EXTRACTED INFORMATION
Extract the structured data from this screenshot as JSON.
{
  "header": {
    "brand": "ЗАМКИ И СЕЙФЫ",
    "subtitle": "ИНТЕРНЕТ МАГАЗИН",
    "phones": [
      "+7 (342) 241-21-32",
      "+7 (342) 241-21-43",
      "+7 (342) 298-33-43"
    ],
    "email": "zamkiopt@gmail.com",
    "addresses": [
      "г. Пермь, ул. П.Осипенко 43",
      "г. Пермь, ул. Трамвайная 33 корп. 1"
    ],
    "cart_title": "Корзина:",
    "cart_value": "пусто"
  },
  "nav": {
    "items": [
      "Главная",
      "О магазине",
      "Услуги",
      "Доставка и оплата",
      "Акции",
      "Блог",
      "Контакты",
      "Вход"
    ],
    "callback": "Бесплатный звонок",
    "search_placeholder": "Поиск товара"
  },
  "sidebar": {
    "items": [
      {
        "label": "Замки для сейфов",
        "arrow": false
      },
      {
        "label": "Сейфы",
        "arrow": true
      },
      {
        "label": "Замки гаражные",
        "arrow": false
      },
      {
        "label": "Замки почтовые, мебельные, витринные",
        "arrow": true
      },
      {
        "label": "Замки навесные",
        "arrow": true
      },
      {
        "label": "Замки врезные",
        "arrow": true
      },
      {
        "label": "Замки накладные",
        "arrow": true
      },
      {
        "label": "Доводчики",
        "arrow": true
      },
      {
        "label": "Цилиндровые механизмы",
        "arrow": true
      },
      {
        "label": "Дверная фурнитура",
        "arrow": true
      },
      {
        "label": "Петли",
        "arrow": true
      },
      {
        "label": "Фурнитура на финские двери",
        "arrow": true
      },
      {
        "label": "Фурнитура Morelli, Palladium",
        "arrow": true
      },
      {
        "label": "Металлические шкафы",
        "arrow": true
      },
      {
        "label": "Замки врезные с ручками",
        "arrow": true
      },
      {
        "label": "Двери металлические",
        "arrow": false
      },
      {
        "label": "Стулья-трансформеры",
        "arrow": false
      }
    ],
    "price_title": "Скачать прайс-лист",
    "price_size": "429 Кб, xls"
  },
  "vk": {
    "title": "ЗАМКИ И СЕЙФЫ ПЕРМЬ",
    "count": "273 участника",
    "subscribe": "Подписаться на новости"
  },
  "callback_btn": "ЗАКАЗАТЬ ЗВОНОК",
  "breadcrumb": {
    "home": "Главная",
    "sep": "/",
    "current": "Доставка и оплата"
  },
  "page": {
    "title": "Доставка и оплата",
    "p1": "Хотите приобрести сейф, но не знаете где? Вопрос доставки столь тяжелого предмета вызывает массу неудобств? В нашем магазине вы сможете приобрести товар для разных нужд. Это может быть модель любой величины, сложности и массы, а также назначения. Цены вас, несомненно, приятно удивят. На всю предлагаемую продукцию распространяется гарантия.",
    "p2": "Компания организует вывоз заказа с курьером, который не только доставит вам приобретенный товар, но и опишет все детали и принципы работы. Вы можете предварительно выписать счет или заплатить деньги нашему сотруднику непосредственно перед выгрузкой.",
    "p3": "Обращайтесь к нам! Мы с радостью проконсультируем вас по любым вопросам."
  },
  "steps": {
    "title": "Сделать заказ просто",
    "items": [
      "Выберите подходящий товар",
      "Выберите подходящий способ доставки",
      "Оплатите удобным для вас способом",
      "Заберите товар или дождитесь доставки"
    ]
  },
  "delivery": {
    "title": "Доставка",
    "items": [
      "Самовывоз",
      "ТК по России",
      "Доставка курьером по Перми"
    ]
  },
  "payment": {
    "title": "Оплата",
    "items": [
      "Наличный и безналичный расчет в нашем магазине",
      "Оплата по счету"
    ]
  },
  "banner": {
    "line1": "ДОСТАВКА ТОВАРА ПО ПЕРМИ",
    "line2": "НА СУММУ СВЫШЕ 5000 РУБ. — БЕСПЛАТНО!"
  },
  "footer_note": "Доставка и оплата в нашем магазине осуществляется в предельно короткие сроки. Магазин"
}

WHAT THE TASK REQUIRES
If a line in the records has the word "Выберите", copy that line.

RESULT FOR THIS EXERCISE
      "Выберите подходящий товар",
      "Выберите подходящий способ доставки",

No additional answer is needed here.